The Line merges so many small, intricate details to create a reveal moment that for me is largely unrivalled within the industry, or in most entertainment pieces completely. It merges its narrative and themes in such a way as to weave them into the moment-to-moment gameplay and make you question everything you experience, and yet still drives you to carry on forward like the obedient, blood-lusting killer it knows we’ve become conditioned to be, but shielded from perceiving.
At the end of my playthrough, presented with the choice to allow Konrad to shoot me, shoot myself or shoot him, I chose to accept my responsibility for raining white phosphorus upon civilians, for shooting the soldier who killed the man for stealing water, for destroying the radio tower and robbing Dubai’s survivors of its water support. In my playthrough, Walker ended the vicious cycle himself, choosing not to ignore what he had done, but to acknowledge the monster he had loosed and prevent the circle repeating forever more. Choosing to shoot Konrad and trying to go home would have meant Walker beginning the journey again, and again, and again, until he finally reached the conclusion: telling yourself you’re the hero doesn’t make you so, your actions will.
After all, the game would only have faded to white, and had Walker died on that helicopter, would likely have continued re-living that same hellish experience, forced to see his own villainy and evil nature whether he wanted to or not. There’s a compelling parallel here of us as players, and the industry itself, wanting the idyllic ending - we go home, but we’re then ceasing to acknowledge our own inner willingness to be corrupted by the capacity to do digital evil. Sometimes we have to metaphorically bite the bullet, accept our role as the driver behind the protagonist, and walk away.
Yager crafted a narrative masterpiece that left me with the only option of having the protagonist mentally commit suicide in order to face his actions and accept his own descent into darkness in order to be freed from it. No other game has left me with the emotional disconnect Spec Ops did.
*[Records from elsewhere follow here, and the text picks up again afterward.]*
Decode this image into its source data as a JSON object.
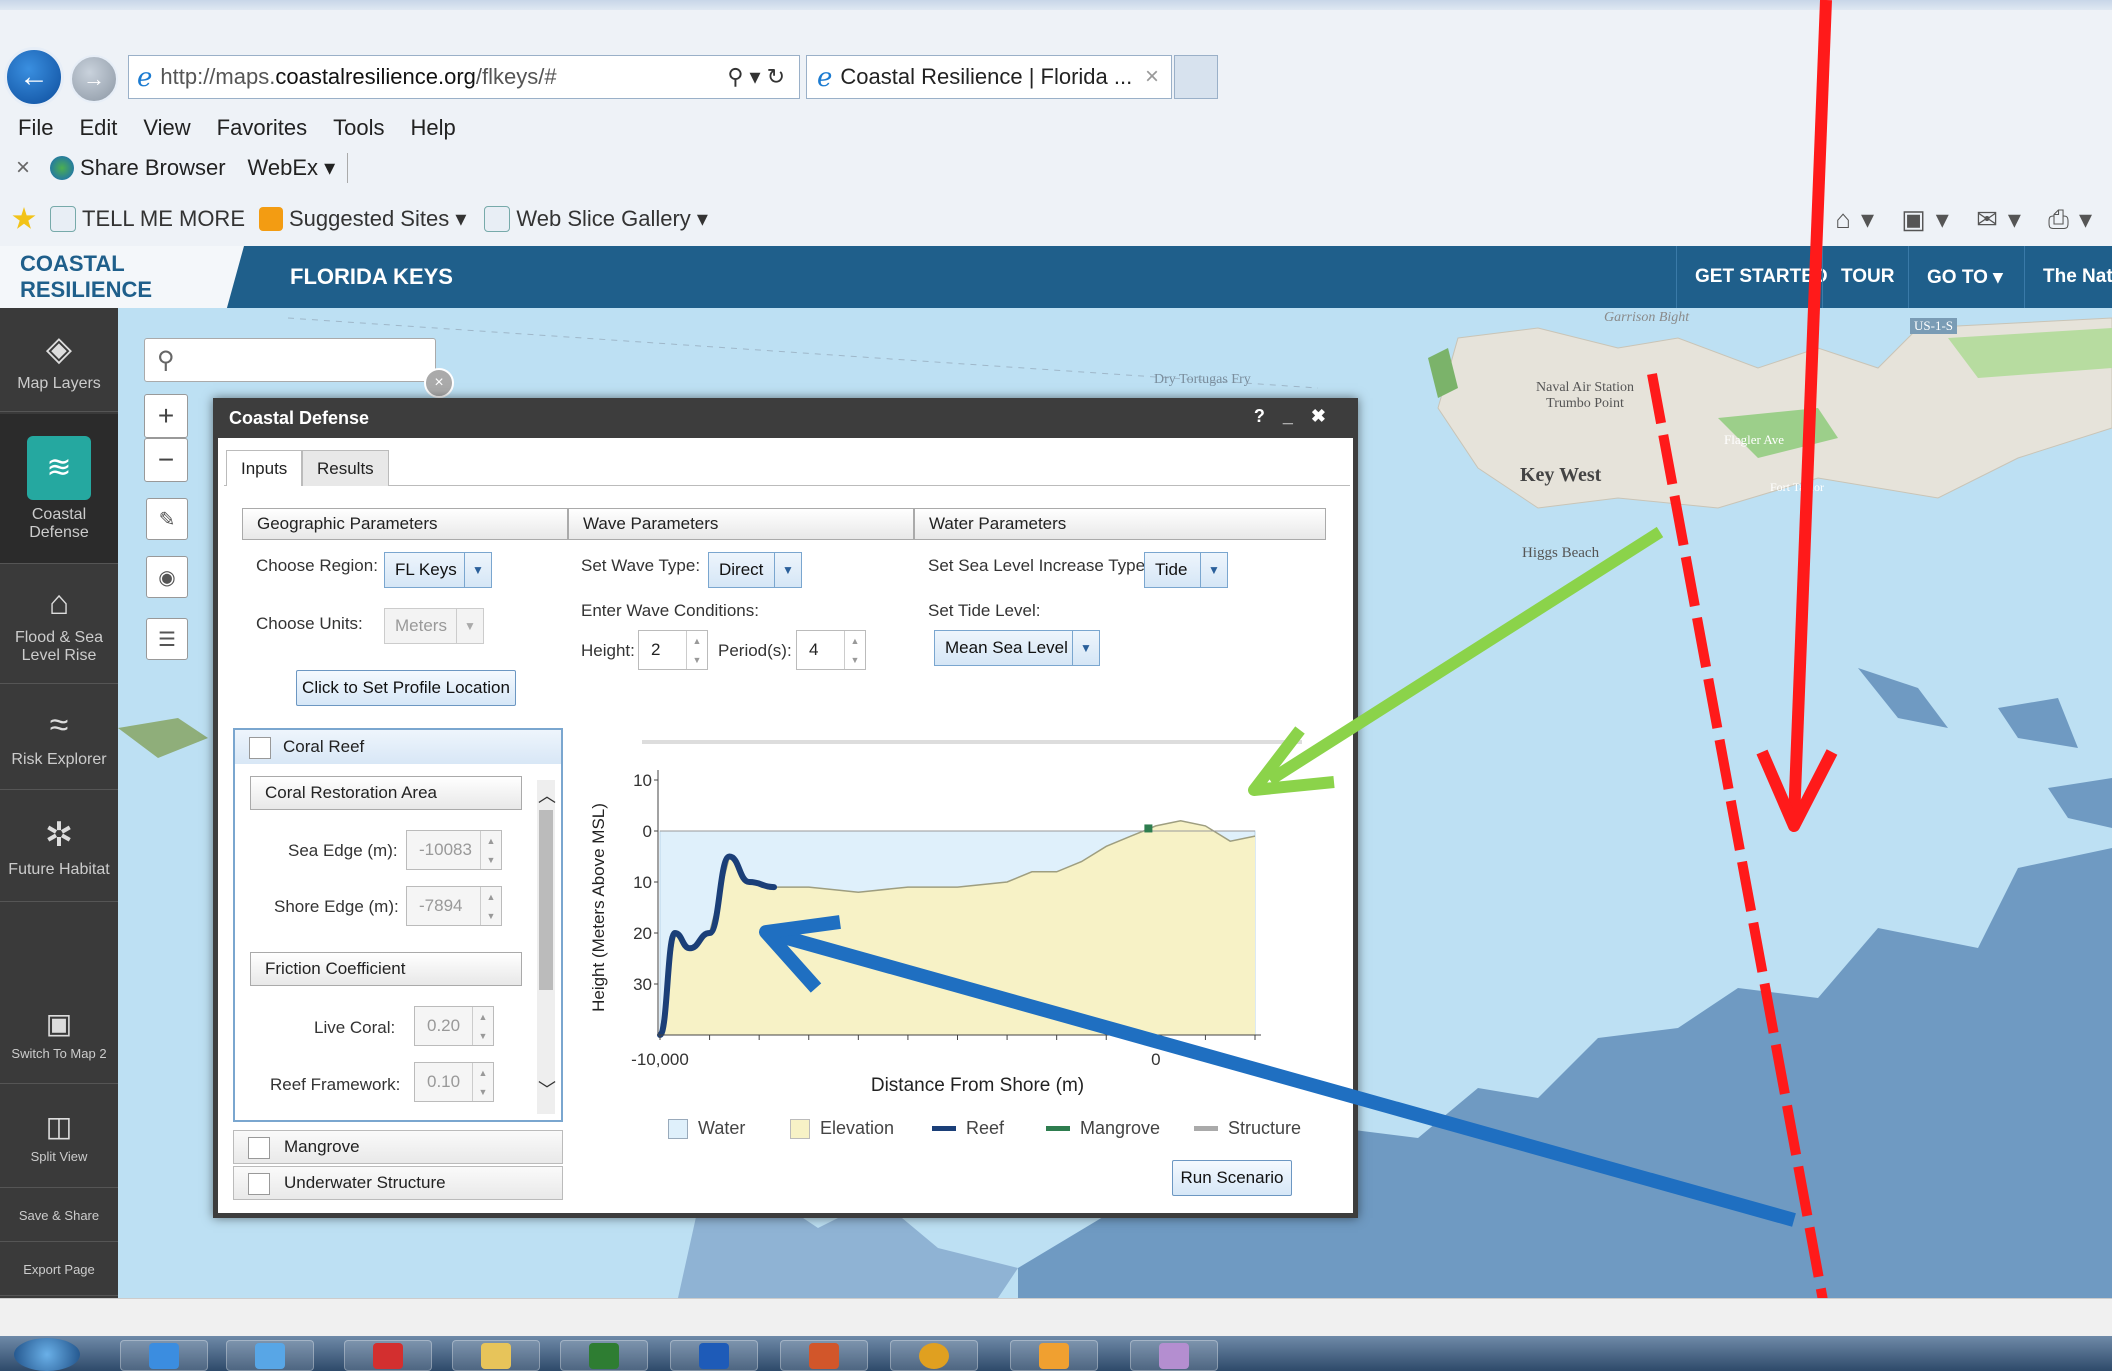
{
  "browser": {
    "url_prefix": "http://maps.",
    "url_domain": "coastalresilience.org",
    "url_path": "/flkeys/#",
    "tab_title": "Coastal Resilience | Florida ...",
    "menu": [
      "File",
      "Edit",
      "View",
      "Favorites",
      "Tools",
      "Help"
    ],
    "command_bar": {
      "close": "×",
      "share": "Share Browser",
      "webex": "WebEx ▾"
    },
    "favorites": {
      "tell_me_more": "TELL ME MORE",
      "suggested": "Suggested Sites ▾",
      "web_slice": "Web Slice Gallery ▾"
    }
  },
  "app": {
    "brand": "COASTAL RESILIENCE",
    "region": "FLORIDA KEYS",
    "nav": [
      "GET STARTED",
      "TOUR",
      "GO TO ▾",
      "The Natur"
    ]
  },
  "sidebar": [
    {
      "label": "Map Layers",
      "icon": "layers-icon"
    },
    {
      "label": "Coastal Defense",
      "icon": "wave-icon"
    },
    {
      "label": "Flood & Sea Level Rise",
      "icon": "house-flood-icon"
    },
    {
      "label": "Risk Explorer",
      "icon": "risk-icon"
    },
    {
      "label": "Future Habitat",
      "icon": "plant-icon"
    },
    {
      "label": "Switch To Map 2",
      "icon": "map-icon"
    },
    {
      "label": "Split View",
      "icon": "split-icon"
    },
    {
      "label": "Save & Share",
      "icon": ""
    },
    {
      "label": "Export Page",
      "icon": ""
    }
  ],
  "map": {
    "labels": [
      "Garrison Bight",
      "Naval Air Station Trumbo Point",
      "Key West",
      "Higgs Beach",
      "Dry Tortugas Fry",
      "US-1-S",
      "Flagler Ave",
      "Fort Taylor"
    ],
    "search_placeholder": ""
  },
  "panel": {
    "title": "Coastal Defense",
    "controls": [
      "?",
      "_",
      "✖"
    ],
    "tabs": [
      "Inputs",
      "Results"
    ],
    "geographic": {
      "head": "Geographic Parameters",
      "region_label": "Choose Region:",
      "region_value": "FL Keys",
      "units_label": "Choose Units:",
      "units_value": "Meters",
      "profile_button": "Click to Set Profile Location"
    },
    "wave": {
      "head": "Wave Parameters",
      "type_label": "Set Wave Type:",
      "type_value": "Direct",
      "conditions_label": "Enter Wave Conditions:",
      "height_label": "Height:",
      "height_value": "2",
      "period_label": "Period(s):",
      "period_value": "4"
    },
    "water": {
      "head": "Water Parameters",
      "increase_label": "Set Sea Level Increase Type:",
      "increase_value": "Tide",
      "tide_label": "Set Tide Level:",
      "tide_value": "Mean Sea Level"
    },
    "coral": {
      "head": "Coral Reef",
      "restoration_head": "Coral Restoration Area",
      "sea_edge_label": "Sea Edge (m):",
      "sea_edge_value": "-10083",
      "shore_edge_label": "Shore Edge (m):",
      "shore_edge_value": "-7894",
      "friction_head": "Friction Coefficient",
      "live_coral_label": "Live Coral:",
      "live_coral_value": "0.20",
      "framework_label": "Reef Framework:",
      "framework_value": "0.10"
    },
    "mangrove_head": "Mangrove",
    "underwater_head": "Underwater Structure",
    "run_button": "Run Scenario"
  },
  "chart_data": {
    "type": "area",
    "xlabel": "Distance From Shore (m)",
    "ylabel": "Height (Meters Above MSL)",
    "x_ticks": [
      "-10,000",
      "0"
    ],
    "y_ticks": [
      "10",
      "0",
      "10",
      "20",
      "30"
    ],
    "xlim": [
      -10000,
      2000
    ],
    "ylim": [
      -40,
      10
    ],
    "legend": [
      "Water",
      "Elevation",
      "Reef",
      "Mangrove",
      "Structure"
    ],
    "elevation": {
      "x": [
        -10000,
        -9700,
        -9400,
        -9000,
        -8600,
        -8200,
        -7700,
        -7000,
        -6000,
        -5000,
        -4000,
        -3000,
        -2500,
        -2000,
        -1500,
        -1000,
        -500,
        0,
        500,
        1000,
        1500,
        2000
      ],
      "y": [
        -40,
        -20,
        -23,
        -20,
        -5,
        -10,
        -11,
        -11,
        -12,
        -11,
        -11,
        -10,
        -8,
        -8,
        -6,
        -3,
        -1,
        1,
        2,
        1,
        -2,
        -1
      ]
    },
    "reef": {
      "x": [
        -10000,
        -9700,
        -9400,
        -9000,
        -8600,
        -8200,
        -7700
      ],
      "y": [
        -40,
        -20,
        -23,
        -20,
        -5,
        -10,
        -11
      ]
    },
    "mangrove_point": {
      "x": [
        -150
      ],
      "y": [
        0.5
      ]
    },
    "colors": {
      "water": "#dff0fb",
      "elevation": "#f7f2c6",
      "reef": "#1b3f78",
      "mangrove": "#2e7d4f",
      "structure": "#aaaaaa"
    }
  },
  "annotations": {
    "red_line": "#ff1a1a",
    "green_arrow": "#8bd34a",
    "blue_arrow": "#1f6fc1"
  }
}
In terms of pure narrative and story, the experience of Captain Martin Walker is one that’s unforgettable -- it’ll challenge you, confuse you and criticise you, in a way most game’s now would never dream of doing. But then again, as one of Yager’s helpful hints told me: If you were a better person, you wouldn't be here.
LOOK WHO CAME: